**Extracted entries**
- - -
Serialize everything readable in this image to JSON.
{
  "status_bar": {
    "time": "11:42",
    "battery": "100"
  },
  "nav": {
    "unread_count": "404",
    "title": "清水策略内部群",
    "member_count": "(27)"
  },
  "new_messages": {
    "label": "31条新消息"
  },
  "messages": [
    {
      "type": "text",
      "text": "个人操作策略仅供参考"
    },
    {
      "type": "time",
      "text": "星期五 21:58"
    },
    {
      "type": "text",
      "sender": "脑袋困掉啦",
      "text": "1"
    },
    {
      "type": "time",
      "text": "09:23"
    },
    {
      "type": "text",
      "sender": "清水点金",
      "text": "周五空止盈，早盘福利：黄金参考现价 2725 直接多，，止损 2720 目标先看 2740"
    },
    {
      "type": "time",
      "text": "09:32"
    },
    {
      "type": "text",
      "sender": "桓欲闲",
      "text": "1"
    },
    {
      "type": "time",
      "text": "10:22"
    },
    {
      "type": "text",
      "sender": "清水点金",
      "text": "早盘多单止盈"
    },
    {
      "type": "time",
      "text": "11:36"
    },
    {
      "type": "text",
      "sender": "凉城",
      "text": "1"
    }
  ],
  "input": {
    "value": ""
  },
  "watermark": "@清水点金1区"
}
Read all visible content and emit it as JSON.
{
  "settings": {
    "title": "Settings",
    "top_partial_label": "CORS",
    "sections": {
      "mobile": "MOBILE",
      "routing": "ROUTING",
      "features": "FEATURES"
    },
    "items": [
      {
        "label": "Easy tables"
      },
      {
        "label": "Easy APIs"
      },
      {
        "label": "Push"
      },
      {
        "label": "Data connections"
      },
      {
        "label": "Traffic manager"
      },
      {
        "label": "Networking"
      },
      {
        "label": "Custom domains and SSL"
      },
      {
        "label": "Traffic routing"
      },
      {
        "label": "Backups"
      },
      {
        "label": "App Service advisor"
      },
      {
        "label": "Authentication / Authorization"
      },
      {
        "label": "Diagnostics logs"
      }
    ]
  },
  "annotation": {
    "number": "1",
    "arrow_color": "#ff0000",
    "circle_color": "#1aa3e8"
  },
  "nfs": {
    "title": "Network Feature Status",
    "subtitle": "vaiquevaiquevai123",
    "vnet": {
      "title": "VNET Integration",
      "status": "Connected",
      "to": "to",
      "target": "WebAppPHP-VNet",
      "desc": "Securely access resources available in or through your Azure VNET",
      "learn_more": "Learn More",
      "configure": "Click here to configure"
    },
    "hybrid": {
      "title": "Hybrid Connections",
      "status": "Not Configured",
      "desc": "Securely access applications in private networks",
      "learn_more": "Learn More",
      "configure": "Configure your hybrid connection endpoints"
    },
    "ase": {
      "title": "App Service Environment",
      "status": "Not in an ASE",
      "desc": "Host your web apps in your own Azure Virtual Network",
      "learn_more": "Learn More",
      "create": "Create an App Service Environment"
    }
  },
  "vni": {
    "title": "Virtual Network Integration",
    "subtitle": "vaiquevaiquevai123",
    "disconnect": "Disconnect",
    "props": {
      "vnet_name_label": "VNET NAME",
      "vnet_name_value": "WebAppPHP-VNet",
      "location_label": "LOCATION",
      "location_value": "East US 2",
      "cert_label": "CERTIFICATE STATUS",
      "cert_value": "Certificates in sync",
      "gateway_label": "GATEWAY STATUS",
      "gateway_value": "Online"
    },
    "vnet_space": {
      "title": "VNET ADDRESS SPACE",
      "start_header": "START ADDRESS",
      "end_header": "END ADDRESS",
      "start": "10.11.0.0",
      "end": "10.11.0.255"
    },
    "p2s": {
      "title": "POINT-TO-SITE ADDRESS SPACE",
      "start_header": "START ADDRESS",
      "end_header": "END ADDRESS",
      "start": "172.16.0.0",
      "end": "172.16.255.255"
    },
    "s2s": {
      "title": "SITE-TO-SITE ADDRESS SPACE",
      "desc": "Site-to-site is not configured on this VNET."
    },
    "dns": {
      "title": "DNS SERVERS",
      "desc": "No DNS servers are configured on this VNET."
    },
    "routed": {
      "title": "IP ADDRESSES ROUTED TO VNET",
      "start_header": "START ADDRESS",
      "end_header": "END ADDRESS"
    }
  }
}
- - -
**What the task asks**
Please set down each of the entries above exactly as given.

**Result below**
Serialize everything readable in this image to JSON.
{
  "status_bar": {
    "time": "11:42",
    "battery": "100"
  },
  "nav": {
    "unread_count": "404",
    "title": "清水策略内部群",
    "member_count": "(27)"
  },
  "new_messages": {
    "label": "31条新消息"
  },
  "messages": [
    {
      "type": "text",
      "text": "个人操作策略仅供参考"
    },
    {
      "type": "time",
      "text": "星期五 21:58"
    },
    {
      "type": "text",
      "sender": "脑袋困掉啦",
      "text": "1"
    },
    {
      "type": "time",
      "text": "09:23"
    },
    {
      "type": "text",
      "sender": "清水点金",
      "text": "周五空止盈，早盘福利：黄金参考现价 2725 直接多，，止损 2720 目标先看 2740"
    },
    {
      "type": "time",
      "text": "09:32"
    },
    {
      "type": "text",
      "sender": "桓欲闲",
      "text": "1"
    },
    {
      "type": "time",
      "text": "10:22"
    },
    {
      "type": "text",
      "sender": "清水点金",
      "text": "早盘多单止盈"
    },
    {
      "type": "time",
      "text": "11:36"
    },
    {
      "type": "text",
      "sender": "凉城",
      "text": "1"
    }
  ],
  "input": {
    "value": ""
  },
  "watermark": "@清水点金1区"
}
Read all visible content and emit it as JSON.
{
  "settings": {
    "title": "Settings",
    "top_partial_label": "CORS",
    "sections": {
      "mobile": "MOBILE",
      "routing": "ROUTING",
      "features": "FEATURES"
    },
    "items": [
      {
        "label": "Easy tables"
      },
      {
        "label": "Easy APIs"
      },
      {
        "label": "Push"
      },
      {
        "label": "Data connections"
      },
      {
        "label": "Traffic manager"
      },
      {
        "label": "Networking"
      },
      {
        "label": "Custom domains and SSL"
      },
      {
        "label": "Traffic routing"
      },
      {
        "label": "Backups"
      },
      {
        "label": "App Service advisor"
      },
      {
        "label": "Authentication / Authorization"
      },
      {
        "label": "Diagnostics logs"
      }
    ]
  },
  "annotation": {
    "number": "1",
    "arrow_color": "#ff0000",
    "circle_color": "#1aa3e8"
  },
  "nfs": {
    "title": "Network Feature Status",
    "subtitle": "vaiquevaiquevai123",
    "vnet": {
      "title": "VNET Integration",
      "status": "Connected",
      "to": "to",
      "target": "WebAppPHP-VNet",
      "desc": "Securely access resources available in or through your Azure VNET",
      "learn_more": "Learn More",
      "configure": "Click here to configure"
    },
    "hybrid": {
      "title": "Hybrid Connections",
      "status": "Not Configured",
      "desc": "Securely access applications in private networks",
      "learn_more": "Learn More",
      "configure": "Configure your hybrid connection endpoints"
    },
    "ase": {
      "title": "App Service Environment",
      "status": "Not in an ASE",
      "desc": "Host your web apps in your own Azure Virtual Network",
      "learn_more": "Learn More",
      "create": "Create an App Service Environment"
    }
  },
  "vni": {
    "title": "Virtual Network Integration",
    "subtitle": "vaiquevaiquevai123",
    "disconnect": "Disconnect",
    "props": {
      "vnet_name_label": "VNET NAME",
      "vnet_name_value": "WebAppPHP-VNet",
      "location_label": "LOCATION",
      "location_value": "East US 2",
      "cert_label": "CERTIFICATE STATUS",
      "cert_value": "Certificates in sync",
      "gateway_label": "GATEWAY STATUS",
      "gateway_value": "Online"
    },
    "vnet_space": {
      "title": "VNET ADDRESS SPACE",
      "start_header": "START ADDRESS",
      "end_header": "END ADDRESS",
      "start": "10.11.0.0",
      "end": "10.11.0.255"
    },
    "p2s": {
      "title": "POINT-TO-SITE ADDRESS SPACE",
      "start_header": "START ADDRESS",
      "end_header": "END ADDRESS",
      "start": "172.16.0.0",
      "end": "172.16.255.255"
    },
    "s2s": {
      "title": "SITE-TO-SITE ADDRESS SPACE",
      "desc": "Site-to-site is not configured on this VNET."
    },
    "dns": {
      "title": "DNS SERVERS",
      "desc": "No DNS servers are configured on this VNET."
    },
    "routed": {
      "title": "IP ADDRESSES ROUTED TO VNET",
      "start_header": "START ADDRESS",
      "end_header": "END ADDRESS"
    }
  }
}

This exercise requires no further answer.